This post drills into the court’s exercise of remedial flexibility for breach of confidence and trade secret claims. It analyzes the GasTOPS Ltd. v. Forsyth and Equustek Solutions Inc. v Jack cases to examine the interplay between pre-trial injunctions obtained in the wake of discovering misappropriating activity and the final relief available at trial. The Equustek decision is notable in that it opens a window to obtaining both ongoing injunctive relief and an enforceable monetary judgment, at least where defendants fail to comply with pre-trial injunction orders.
Granting an injunction remedy that orders someone to do or refrain from doing a specific act is a hallmark of a property right, including in intellectual property. Yet for trade secrets and confidential information, Canadian courts take a “flexible and imaginative approach” to selecting the legal remedy – meaning that trade secrets may or may not be treated like intellectual property in this sense. This post explores why, in practice, the courts tend to be reluctant to grant an injunction prohibiting misappropriating behaviour after too much time has passed. As a result, asserting proprietary rights to a trade secret typically requires seeking a pre-trial injunction shortly after detecting the wrongdoing.
This post discusses some of the action steps and tactical considerations in the wake of discovering a serious wrongdoing by an employee. For more severe wrongs, I suggest that it becomes more rather than less important to preserve an employee’s ongoing legal obligations of good faith by maintaining their employment while conducting a procedurally fair investigation. This can be carried out in tandem with various forms of damage control. Finally, this post sketches some of the potential end games after discovering a suspected wrongdoing.
Confidential information and trade secrets are legally protectable. This triggers liability for illicit use or disclosure, and backstops the rights holder’s ability to act as the gatekeeper or “owner” controlling the terms for lawful access.

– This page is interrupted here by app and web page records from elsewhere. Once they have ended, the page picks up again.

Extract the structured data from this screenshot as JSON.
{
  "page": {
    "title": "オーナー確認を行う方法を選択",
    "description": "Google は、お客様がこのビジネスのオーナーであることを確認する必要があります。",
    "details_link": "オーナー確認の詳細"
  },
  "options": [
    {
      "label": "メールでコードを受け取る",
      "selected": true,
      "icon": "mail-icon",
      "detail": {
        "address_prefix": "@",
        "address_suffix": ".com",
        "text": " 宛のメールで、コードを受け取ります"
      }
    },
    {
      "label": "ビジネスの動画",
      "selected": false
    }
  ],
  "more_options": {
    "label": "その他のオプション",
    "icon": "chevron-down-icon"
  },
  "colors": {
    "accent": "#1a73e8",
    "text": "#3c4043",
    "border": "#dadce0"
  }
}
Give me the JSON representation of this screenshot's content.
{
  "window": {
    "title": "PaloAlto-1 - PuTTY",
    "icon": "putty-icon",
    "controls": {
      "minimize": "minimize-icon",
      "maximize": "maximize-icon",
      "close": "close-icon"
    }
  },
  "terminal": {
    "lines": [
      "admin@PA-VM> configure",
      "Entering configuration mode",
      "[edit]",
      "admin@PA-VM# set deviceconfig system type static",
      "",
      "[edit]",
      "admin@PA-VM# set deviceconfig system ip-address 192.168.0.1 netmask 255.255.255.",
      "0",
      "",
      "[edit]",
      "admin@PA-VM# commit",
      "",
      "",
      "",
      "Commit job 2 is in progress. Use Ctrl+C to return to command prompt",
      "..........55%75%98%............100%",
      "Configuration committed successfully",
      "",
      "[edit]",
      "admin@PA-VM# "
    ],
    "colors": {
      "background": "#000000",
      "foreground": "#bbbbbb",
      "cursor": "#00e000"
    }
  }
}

We explore how Canadian law assesses what information may support such legally enforceable rights.